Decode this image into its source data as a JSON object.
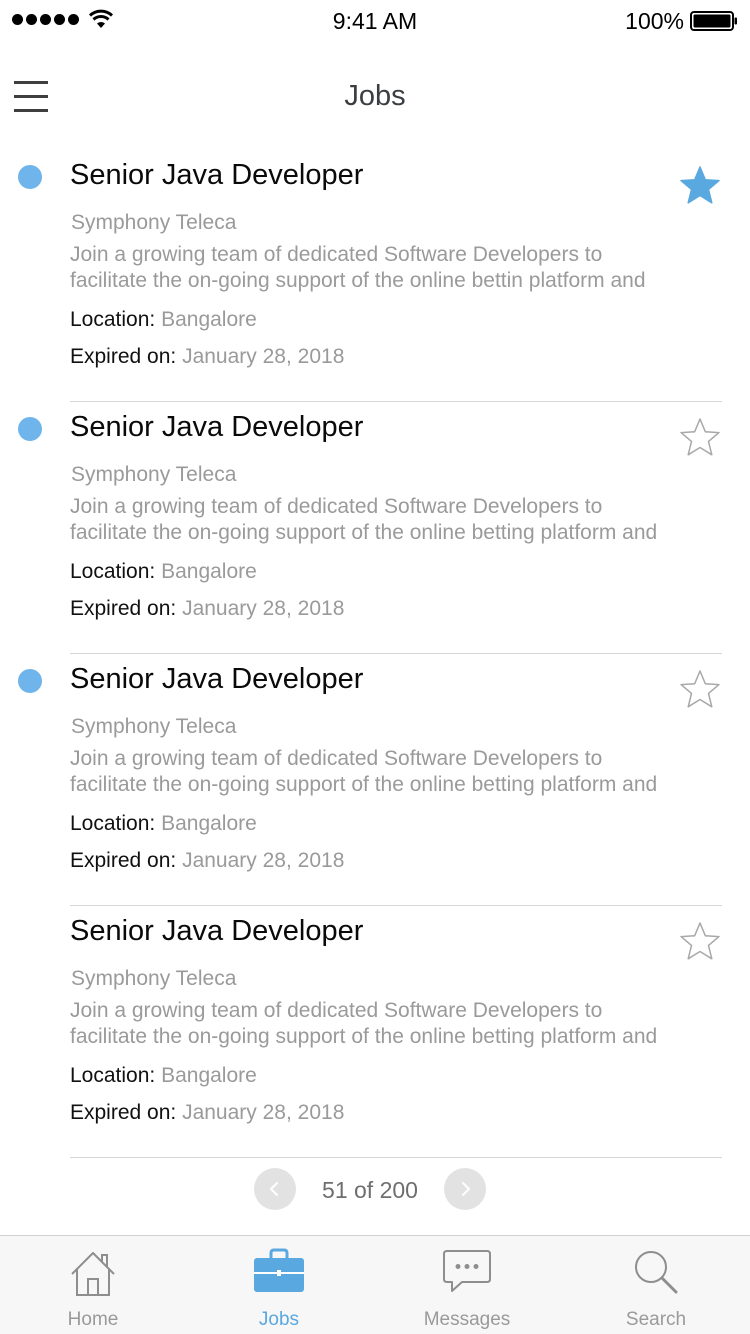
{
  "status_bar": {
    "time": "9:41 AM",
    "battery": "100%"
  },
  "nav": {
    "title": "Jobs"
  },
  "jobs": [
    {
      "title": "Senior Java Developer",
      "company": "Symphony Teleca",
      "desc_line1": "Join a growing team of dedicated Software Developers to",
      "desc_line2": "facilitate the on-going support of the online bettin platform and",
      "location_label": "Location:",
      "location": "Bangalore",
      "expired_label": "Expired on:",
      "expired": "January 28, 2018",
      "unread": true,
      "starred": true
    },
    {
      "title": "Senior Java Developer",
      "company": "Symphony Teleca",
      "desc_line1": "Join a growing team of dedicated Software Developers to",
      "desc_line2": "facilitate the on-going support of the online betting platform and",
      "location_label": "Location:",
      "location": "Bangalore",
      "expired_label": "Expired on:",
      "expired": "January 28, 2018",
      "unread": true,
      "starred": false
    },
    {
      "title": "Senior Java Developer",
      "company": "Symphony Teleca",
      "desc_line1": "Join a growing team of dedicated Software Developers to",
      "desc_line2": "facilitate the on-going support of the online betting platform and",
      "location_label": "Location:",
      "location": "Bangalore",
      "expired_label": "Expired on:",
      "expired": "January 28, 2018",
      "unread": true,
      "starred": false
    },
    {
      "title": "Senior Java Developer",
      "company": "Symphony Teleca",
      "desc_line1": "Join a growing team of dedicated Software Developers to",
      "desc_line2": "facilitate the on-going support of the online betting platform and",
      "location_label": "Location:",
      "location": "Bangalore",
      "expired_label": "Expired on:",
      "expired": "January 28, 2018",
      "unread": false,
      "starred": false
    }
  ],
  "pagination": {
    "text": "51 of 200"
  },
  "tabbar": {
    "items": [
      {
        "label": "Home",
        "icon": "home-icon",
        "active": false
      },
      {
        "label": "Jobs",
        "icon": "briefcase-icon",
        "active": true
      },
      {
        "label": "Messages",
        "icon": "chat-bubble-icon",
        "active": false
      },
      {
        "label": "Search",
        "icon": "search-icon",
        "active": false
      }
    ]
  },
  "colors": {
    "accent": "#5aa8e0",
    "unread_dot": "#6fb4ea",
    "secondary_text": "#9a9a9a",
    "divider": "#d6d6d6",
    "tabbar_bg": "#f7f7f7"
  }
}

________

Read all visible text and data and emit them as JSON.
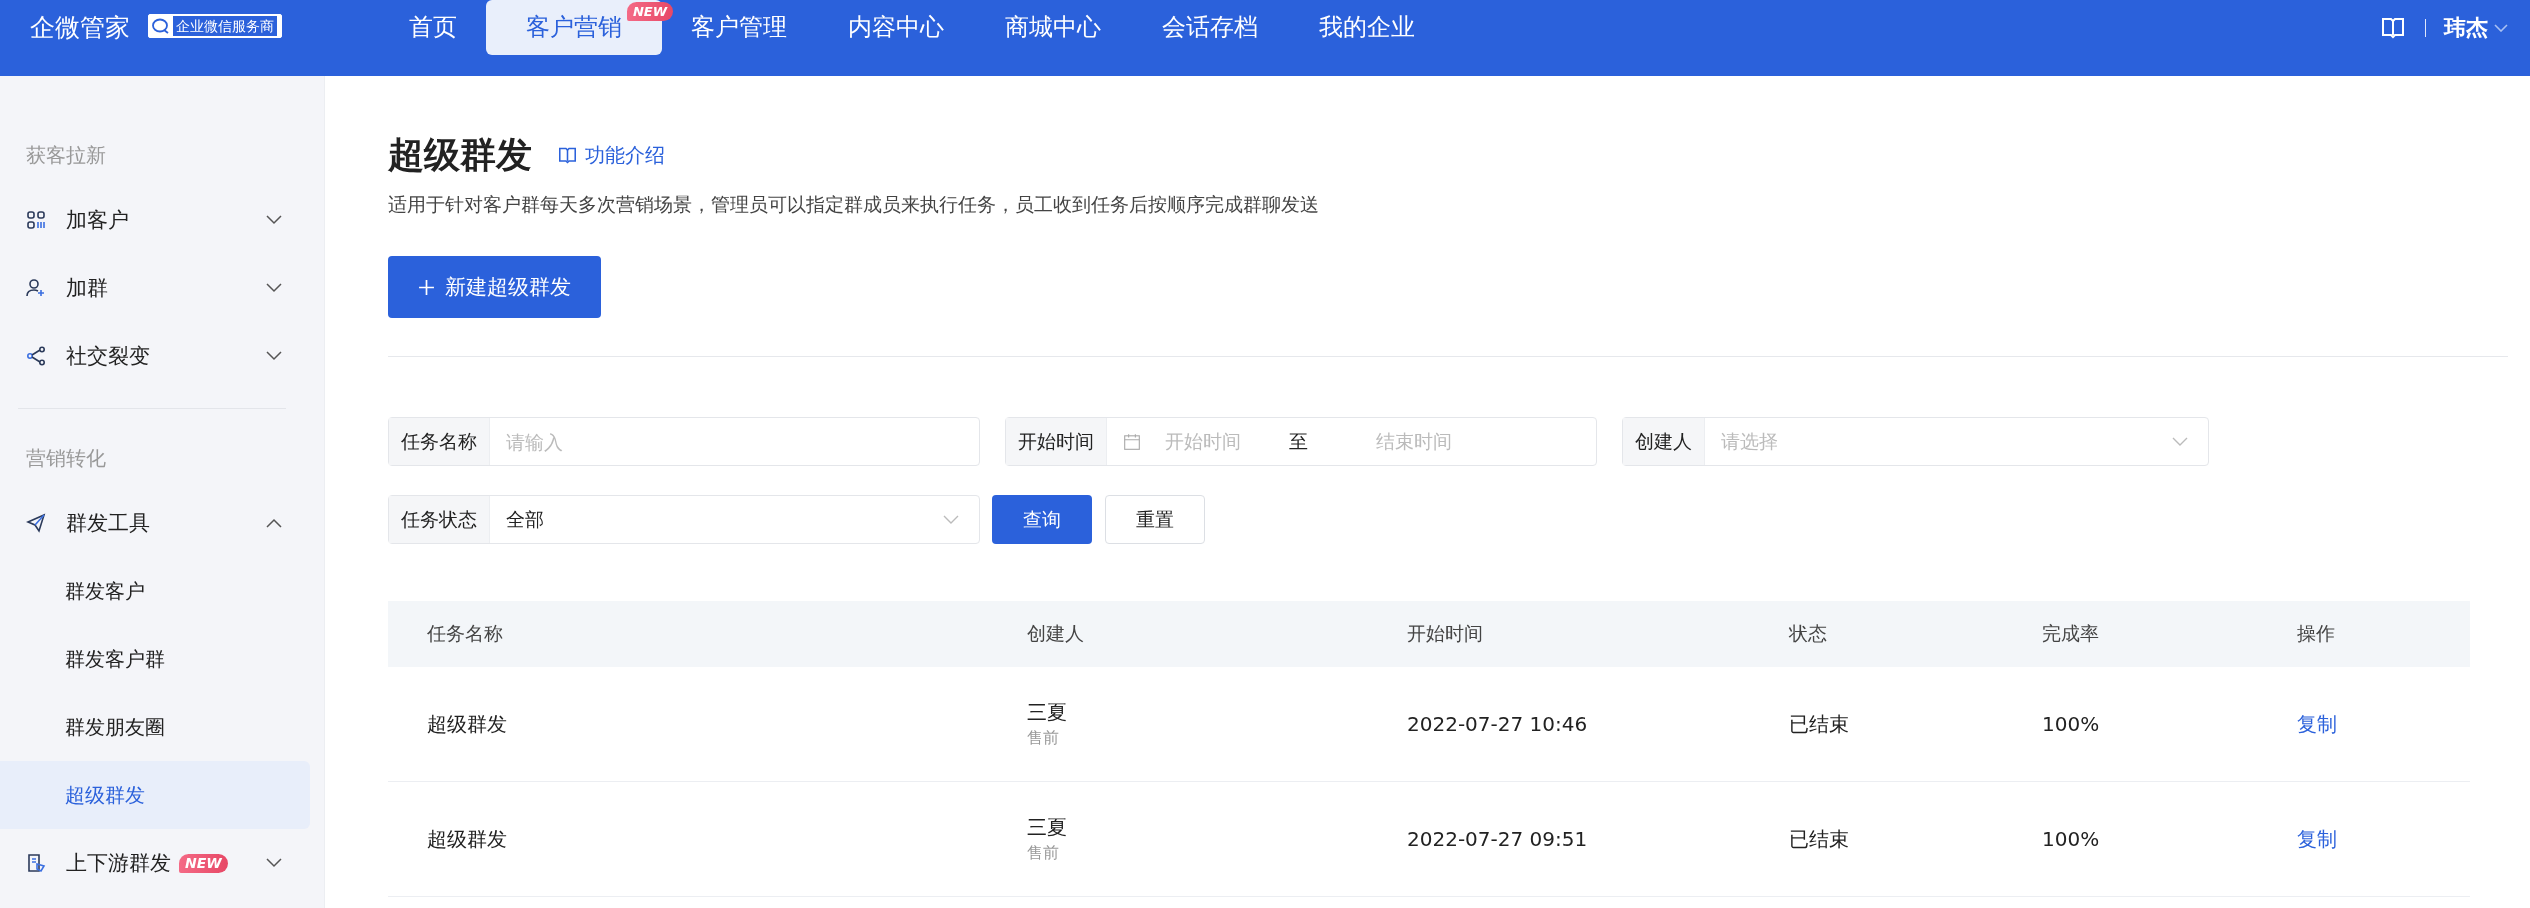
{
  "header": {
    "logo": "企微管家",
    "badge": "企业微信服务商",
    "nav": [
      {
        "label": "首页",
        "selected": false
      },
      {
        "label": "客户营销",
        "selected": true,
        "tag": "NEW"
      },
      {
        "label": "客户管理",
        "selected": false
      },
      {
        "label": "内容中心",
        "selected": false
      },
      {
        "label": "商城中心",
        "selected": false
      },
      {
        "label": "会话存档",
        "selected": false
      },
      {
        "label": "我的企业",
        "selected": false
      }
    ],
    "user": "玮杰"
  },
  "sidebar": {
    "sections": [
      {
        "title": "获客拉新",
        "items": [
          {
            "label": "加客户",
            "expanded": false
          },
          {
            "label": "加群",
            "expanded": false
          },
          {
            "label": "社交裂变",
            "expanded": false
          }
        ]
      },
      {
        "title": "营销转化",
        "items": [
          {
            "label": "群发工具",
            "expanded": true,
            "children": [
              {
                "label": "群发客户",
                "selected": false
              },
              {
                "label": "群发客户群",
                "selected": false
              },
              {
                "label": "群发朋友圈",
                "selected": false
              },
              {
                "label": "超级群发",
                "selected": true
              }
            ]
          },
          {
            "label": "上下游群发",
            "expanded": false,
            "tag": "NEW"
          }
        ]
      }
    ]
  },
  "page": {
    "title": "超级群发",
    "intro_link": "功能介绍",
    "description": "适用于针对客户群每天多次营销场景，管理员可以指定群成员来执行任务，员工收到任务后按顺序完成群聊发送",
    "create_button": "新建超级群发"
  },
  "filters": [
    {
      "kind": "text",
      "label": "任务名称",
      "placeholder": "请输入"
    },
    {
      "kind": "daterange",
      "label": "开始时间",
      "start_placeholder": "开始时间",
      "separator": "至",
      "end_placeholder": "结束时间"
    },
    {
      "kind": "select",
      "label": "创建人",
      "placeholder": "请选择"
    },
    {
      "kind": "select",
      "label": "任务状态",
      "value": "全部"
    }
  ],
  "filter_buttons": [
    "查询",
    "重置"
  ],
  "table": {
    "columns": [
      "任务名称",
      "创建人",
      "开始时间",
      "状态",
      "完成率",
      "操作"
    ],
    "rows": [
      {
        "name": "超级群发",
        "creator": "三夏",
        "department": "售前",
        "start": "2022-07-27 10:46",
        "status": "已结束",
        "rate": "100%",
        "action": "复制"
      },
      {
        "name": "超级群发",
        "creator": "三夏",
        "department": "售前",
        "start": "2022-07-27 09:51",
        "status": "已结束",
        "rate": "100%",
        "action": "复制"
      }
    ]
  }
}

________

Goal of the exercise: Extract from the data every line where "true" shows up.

Solution:
      "unread": true,
      "starred": true
      "unread": true,
      "unread": true,
        "active": true
        "selected": true,
            "expanded": true,
                "selected": true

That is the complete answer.